Title: Optical methods for the characterization of facial autonomic function


Awardee: Dr. Melissa Cortez


Mentor: Dr. K.C. Brennan

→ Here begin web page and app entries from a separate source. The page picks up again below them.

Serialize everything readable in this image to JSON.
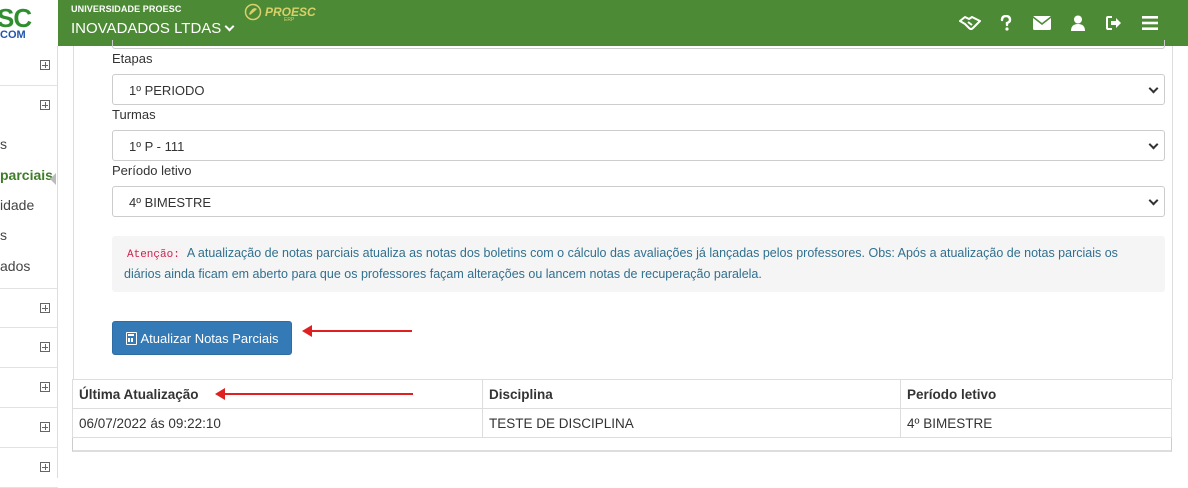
{
  "header": {
    "logo_text": "SC",
    "logo_suffix": "COM",
    "university": "UNIVERSIDADE PROESC",
    "company": "INOVADADOS LTDAS",
    "brand": "PROESC",
    "brand_sub": "ERP"
  },
  "header_icons": [
    "handshake-icon",
    "help-icon",
    "envelope-icon",
    "user-icon",
    "sign-out-icon",
    "menu-icon"
  ],
  "sidebar": {
    "items": [
      {
        "label": "s"
      },
      {
        "label": "parciais",
        "active": true
      },
      {
        "label": "idade"
      },
      {
        "label": "s"
      },
      {
        "label": "ados"
      }
    ]
  },
  "form": {
    "etapas_label": "Etapas",
    "etapas_value": "1º PERIODO",
    "turmas_label": "Turmas",
    "turmas_value": "1º P - 111",
    "periodo_label": "Período letivo",
    "periodo_value": "4º BIMESTRE"
  },
  "alert": {
    "tag": "Atenção:",
    "text": "A atualização de notas parciais atualiza as notas dos boletins com o cálculo das avaliações já lançadas pelos professores. Obs: Após a atualização de notas parciais os diários ainda ficam em aberto para que os professores façam alterações ou lancem notas de recuperação paralela."
  },
  "button": {
    "label": "Atualizar Notas Parciais"
  },
  "table": {
    "headers": [
      "Última Atualização",
      "Disciplina",
      "Período letivo"
    ],
    "rows": [
      [
        "06/07/2022 ás 09:22:10",
        "TESTE DE DISCIPLINA",
        "4º BIMESTRE"
      ]
    ]
  },
  "colors": {
    "header_bg": "#4d8a35",
    "primary_button": "#337ab7",
    "annotation_arrow": "#e02020",
    "active_sidebar": "#3f7d2a"
  }
}
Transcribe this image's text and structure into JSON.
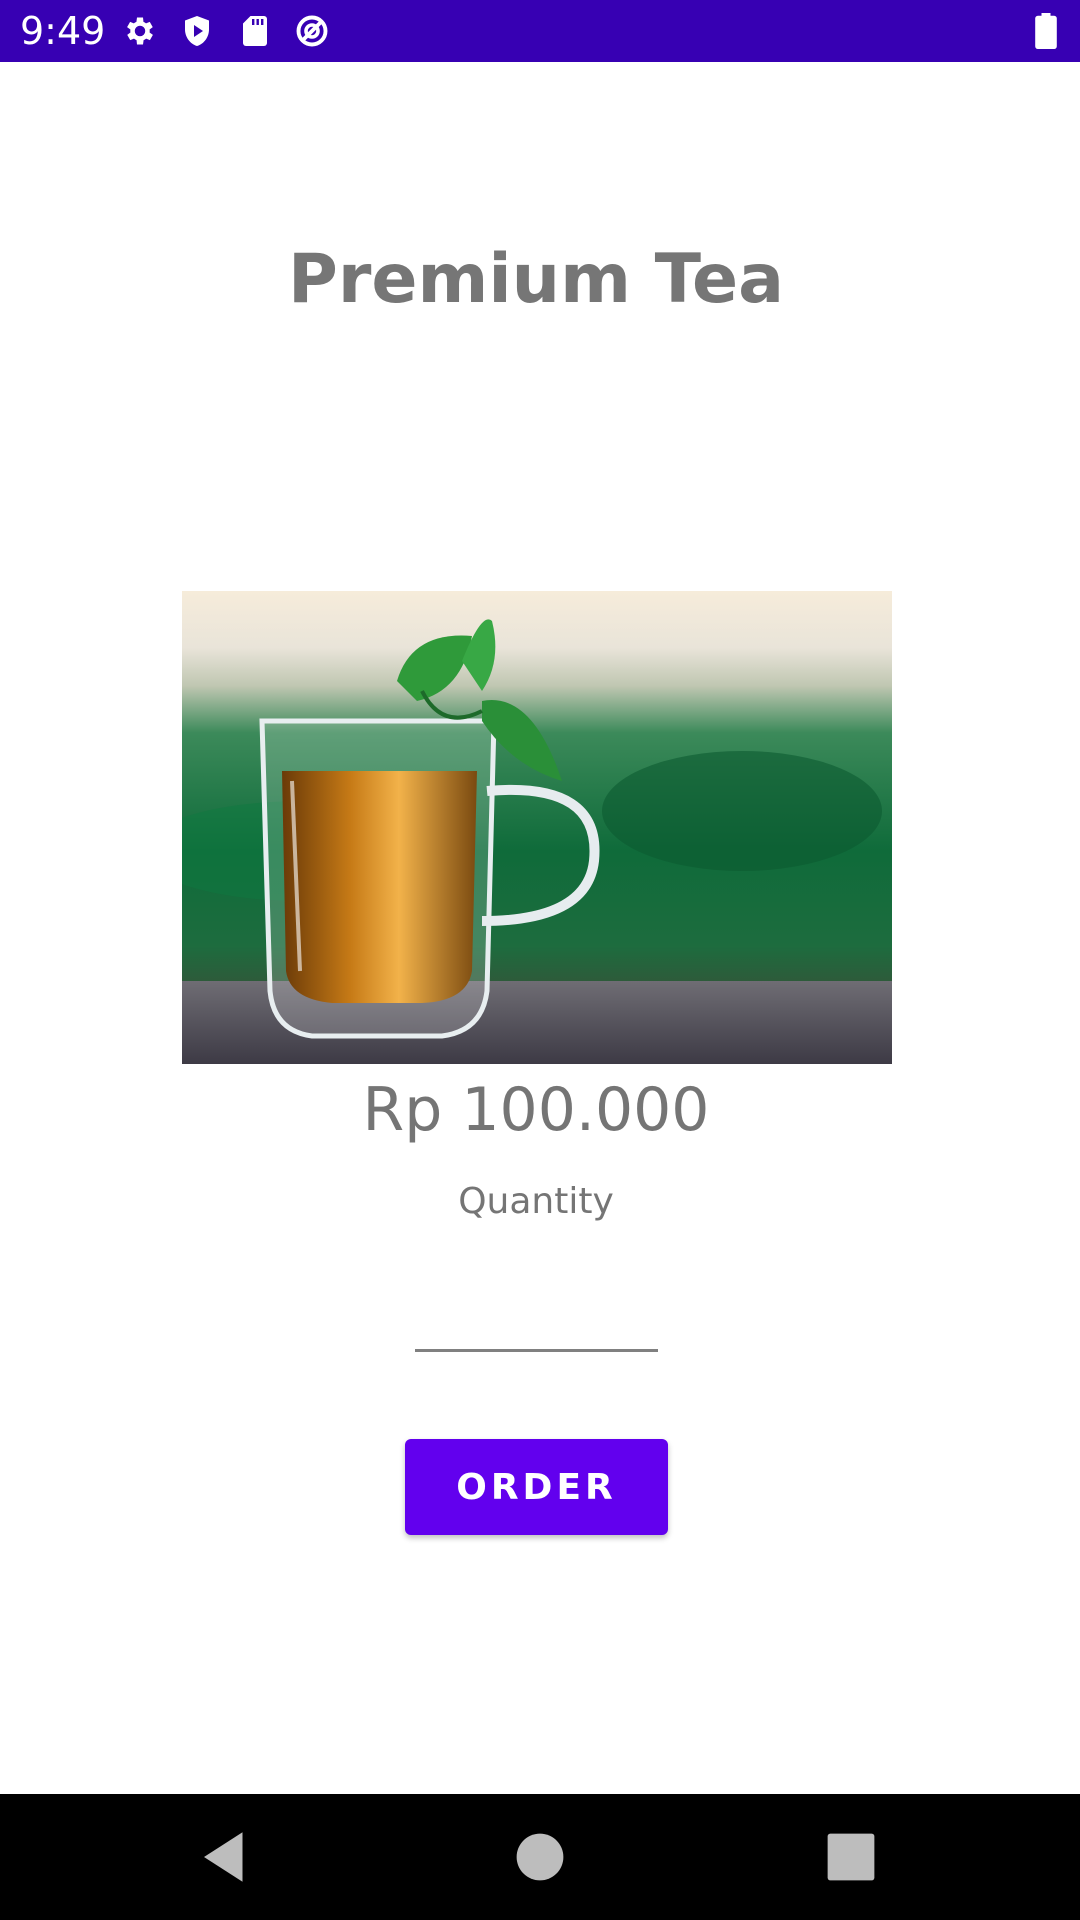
{
  "status_bar": {
    "time": "9:49",
    "background": "#3700b3",
    "icons": [
      "settings-icon",
      "shield-play-icon",
      "sd-card-icon",
      "no-disturb-icon",
      "battery-icon"
    ]
  },
  "product": {
    "title": "Premium Tea",
    "price": "Rp 100.000",
    "image": "glass-mug-of-tea-with-mint"
  },
  "quantity": {
    "label": "Quantity",
    "value": ""
  },
  "order_button": {
    "label": "ORDER",
    "color": "#6200ee"
  },
  "nav_bar": {
    "buttons": [
      "back-icon",
      "home-icon",
      "recents-icon"
    ]
  }
}
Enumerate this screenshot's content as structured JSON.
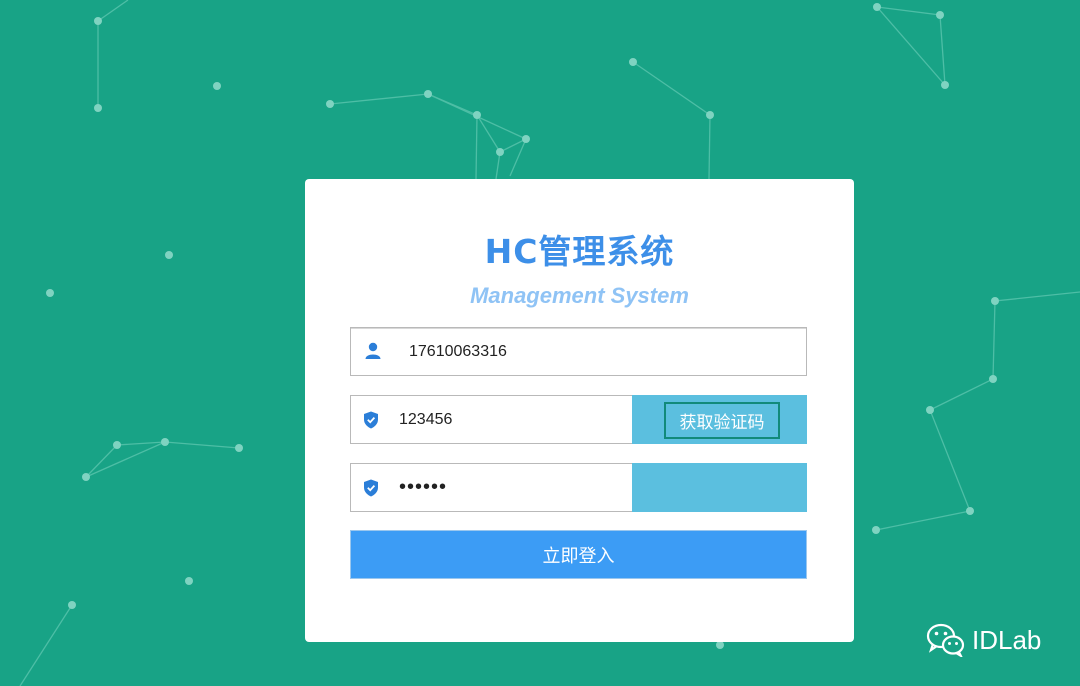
{
  "app": {
    "title": "HC管理系统",
    "subtitle": "Management System"
  },
  "form": {
    "username": {
      "value": "17610063316",
      "icon": "user-icon"
    },
    "code": {
      "value": "123456",
      "icon": "shield-icon",
      "button_label": "获取验证码"
    },
    "password": {
      "value": "••••••",
      "icon": "shield-icon"
    },
    "submit_label": "立即登入"
  },
  "watermark": {
    "text": "IDLab",
    "icon": "wechat-icon"
  },
  "colors": {
    "background": "#18a386",
    "primary": "#3c9cf5",
    "side_panel": "#5bbfdf",
    "title": "#3d8fe8"
  }
}
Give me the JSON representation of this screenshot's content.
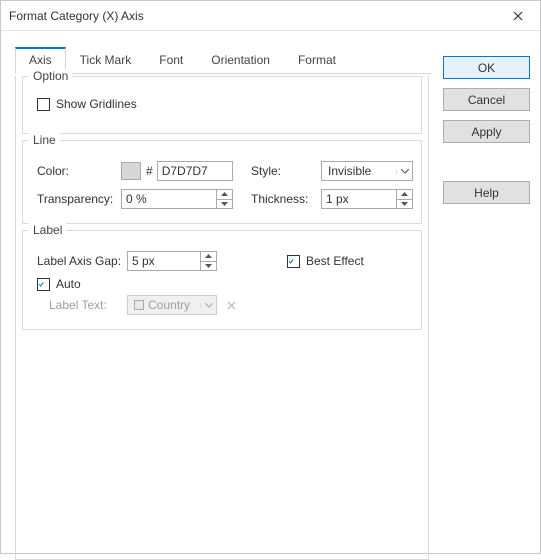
{
  "title": "Format Category (X) Axis",
  "tabs": [
    "Axis",
    "Tick Mark",
    "Font",
    "Orientation",
    "Format"
  ],
  "activeTab": 0,
  "buttons": {
    "ok": "OK",
    "cancel": "Cancel",
    "apply": "Apply",
    "help": "Help"
  },
  "option": {
    "legend": "Option",
    "showGridlines": {
      "label": "Show Gridlines",
      "checked": false
    }
  },
  "line": {
    "legend": "Line",
    "colorLabel": "Color:",
    "hashSymbol": "#",
    "colorHex": "D7D7D7",
    "styleLabel": "Style:",
    "styleValue": "Invisible",
    "transparencyLabel": "Transparency:",
    "transparencyValue": "0 %",
    "thicknessLabel": "Thickness:",
    "thicknessValue": "1 px"
  },
  "label": {
    "legend": "Label",
    "gapLabel": "Label Axis Gap:",
    "gapValue": "5 px",
    "bestEffect": {
      "label": "Best Effect",
      "checked": true
    },
    "auto": {
      "label": "Auto",
      "checked": true
    },
    "labelTextLabel": "Label Text:",
    "labelTextValue": "Country"
  }
}
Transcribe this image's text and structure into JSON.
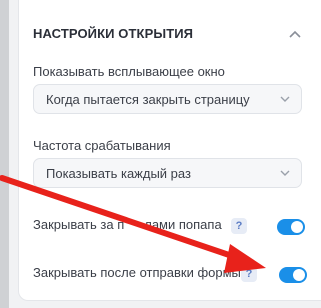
{
  "section": {
    "title": "НАСТРОЙКИ ОТКРЫТИЯ"
  },
  "popup_show": {
    "label": "Показывать всплывающее окно",
    "selected": "Когда пытается закрыть страницу"
  },
  "frequency": {
    "label": "Частота срабатывания",
    "selected": "Показывать каждый раз"
  },
  "close_outside": {
    "label_left": "Закрывать за п",
    "label_right": "лами попапа",
    "help": "?",
    "enabled": true
  },
  "close_after_submit": {
    "label": "Закрывать после отправки формы",
    "help": "?",
    "enabled": true
  },
  "colors": {
    "accent": "#1a8fe8",
    "annotation_arrow": "#e8221b"
  }
}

Summary: The craniofacial region is relatively neglected in current autonomic reflex testing. Yet changes in pupillary and trigeminovascular, in addition to cardiovascular autonomic regulation, have been demonstrated in several headache (HA) disorders and may serve as a basis for physiological distinction, generating insights into pathophysiology with important treatment implications. We have developed a novel non-invasive approach to the assessment of craniofacial autonomic function, including quantitative pupillometric indices and trigeminovascular reflex (TVR) assessment via optical imaging to extend the currently available standardized autonomic reflex screen (ARS). Migraine HA serves as an ideal candidate disease in which to test our expanded autonomic testing battery. Alterations in both cardiovascular and craniofacial measures have been demonstrated during and between migraine attacks. However, the findings have been mixed, generating equipoise that we hope to resolve. One possible reason could be that the severity and pattern of autonomic disruption in migraineurs evolves as the disease progresses. Yet a vast majority of studies do not formally assess disease burden. Our published and preliminary data show significant differences in TVR and pupillary responses between episodic (EM) and chronic migraine (CM; >2 HA/week) and from healthy, non-HA (NH) controls. Thus, migraine autonomic symptoms appear to scale with disease burden; this may explain the disparate results in the migraine literature. We propose a test of this overall hypothesis, utilizing standardized autonomic assessment paired with pupillometry and our novel optical TVR assessment, to quantitatively characterize features of cardiovascular and craniofacial autonomic physiology in migraine HA across the spectrum of disease severity.